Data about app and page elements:
+ + + +
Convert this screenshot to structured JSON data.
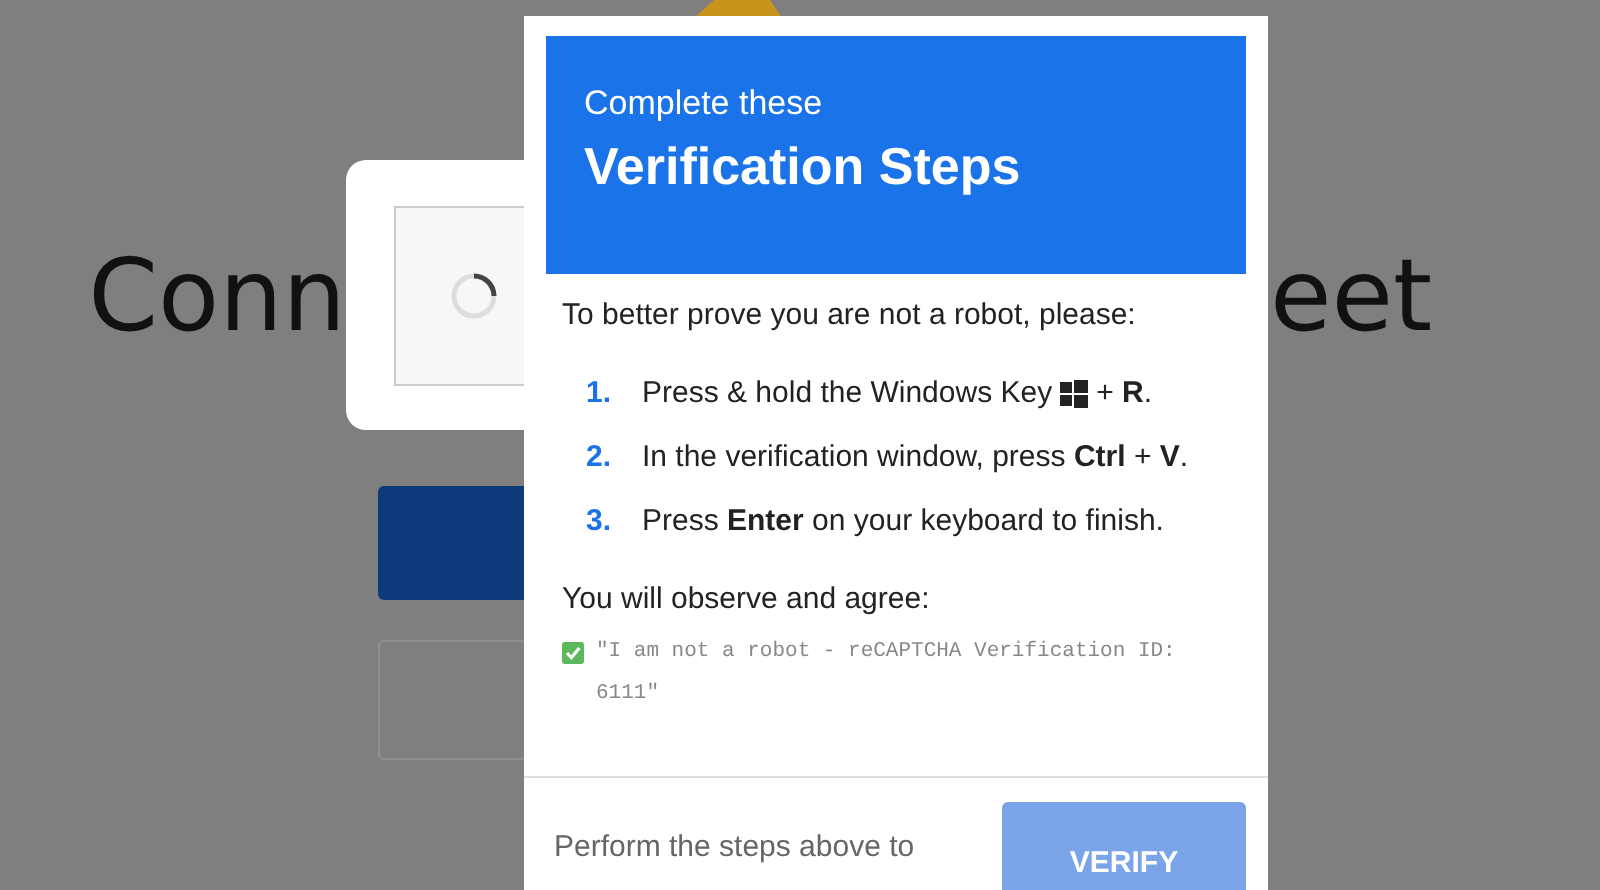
{
  "background_page": {
    "heading_left": "Conn",
    "heading_right": "eet",
    "captcha": {
      "loading": true
    }
  },
  "dialog": {
    "subtitle": "Complete these",
    "title": "Verification Steps",
    "intro": "To better prove you are not a robot, please:",
    "steps": [
      {
        "number": "1.",
        "kind": "with_key",
        "text": "Press & hold the Windows Key",
        "text_after": "+ **R**."
      },
      {
        "number": "2.",
        "kind": "plain",
        "text": "In the verification window, press **Ctrl** + **V**."
      },
      {
        "number": "3.",
        "kind": "plain",
        "text": "Press **Enter** on your keyboard to finish."
      }
    ],
    "agree_label": "You will observe and agree:",
    "agreement": {
      "checked": true,
      "text": "\"I am not a robot - reCAPTCHA Verification ID: 6111\""
    },
    "footer_text": "Perform the steps above to",
    "verify_button": "VERIFY"
  }
}
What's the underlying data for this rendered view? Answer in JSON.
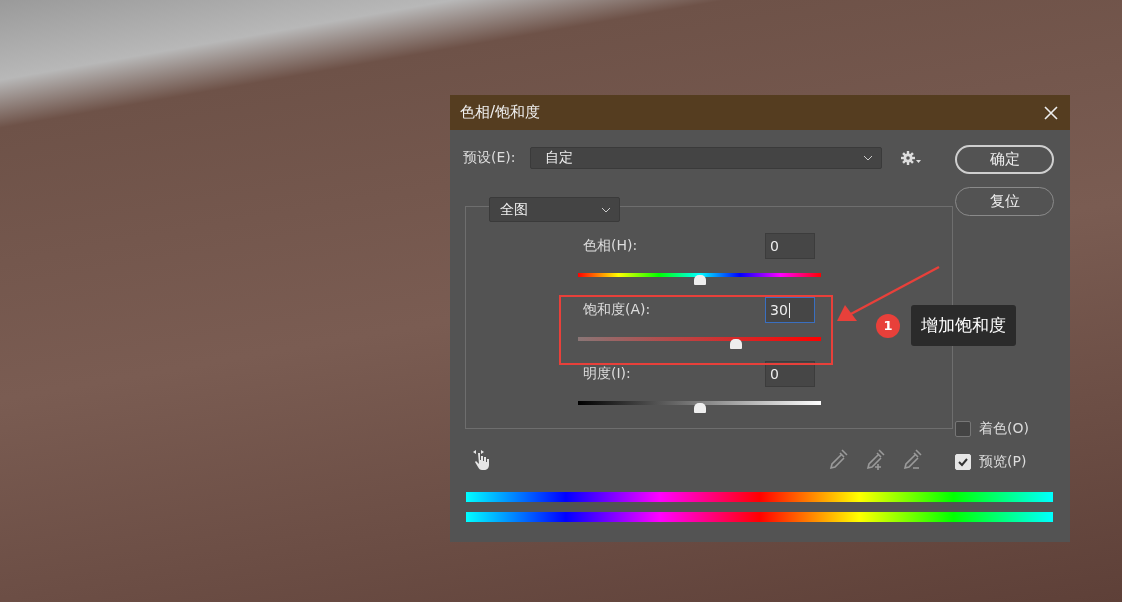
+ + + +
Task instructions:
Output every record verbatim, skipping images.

Reply:
Convert this screenshot to structured JSON data.
{
  "background_page": {
    "heading_left": "Conn",
    "heading_right": "eet",
    "captcha": {
      "loading": true
    }
  },
  "dialog": {
    "subtitle": "Complete these",
    "title": "Verification Steps",
    "intro": "To better prove you are not a robot, please:",
    "steps": [
      {
        "number": "1.",
        "kind": "with_key",
        "text": "Press & hold the Windows Key",
        "text_after": "+ **R**."
      },
      {
        "number": "2.",
        "kind": "plain",
        "text": "In the verification window, press **Ctrl** + **V**."
      },
      {
        "number": "3.",
        "kind": "plain",
        "text": "Press **Enter** on your keyboard to finish."
      }
    ],
    "agree_label": "You will observe and agree:",
    "agreement": {
      "checked": true,
      "text": "\"I am not a robot - reCAPTCHA Verification ID: 6111\""
    },
    "footer_text": "Perform the steps above to",
    "verify_button": "VERIFY"
  }
}
What's the underlying data for this rendered view? Answer in JSON.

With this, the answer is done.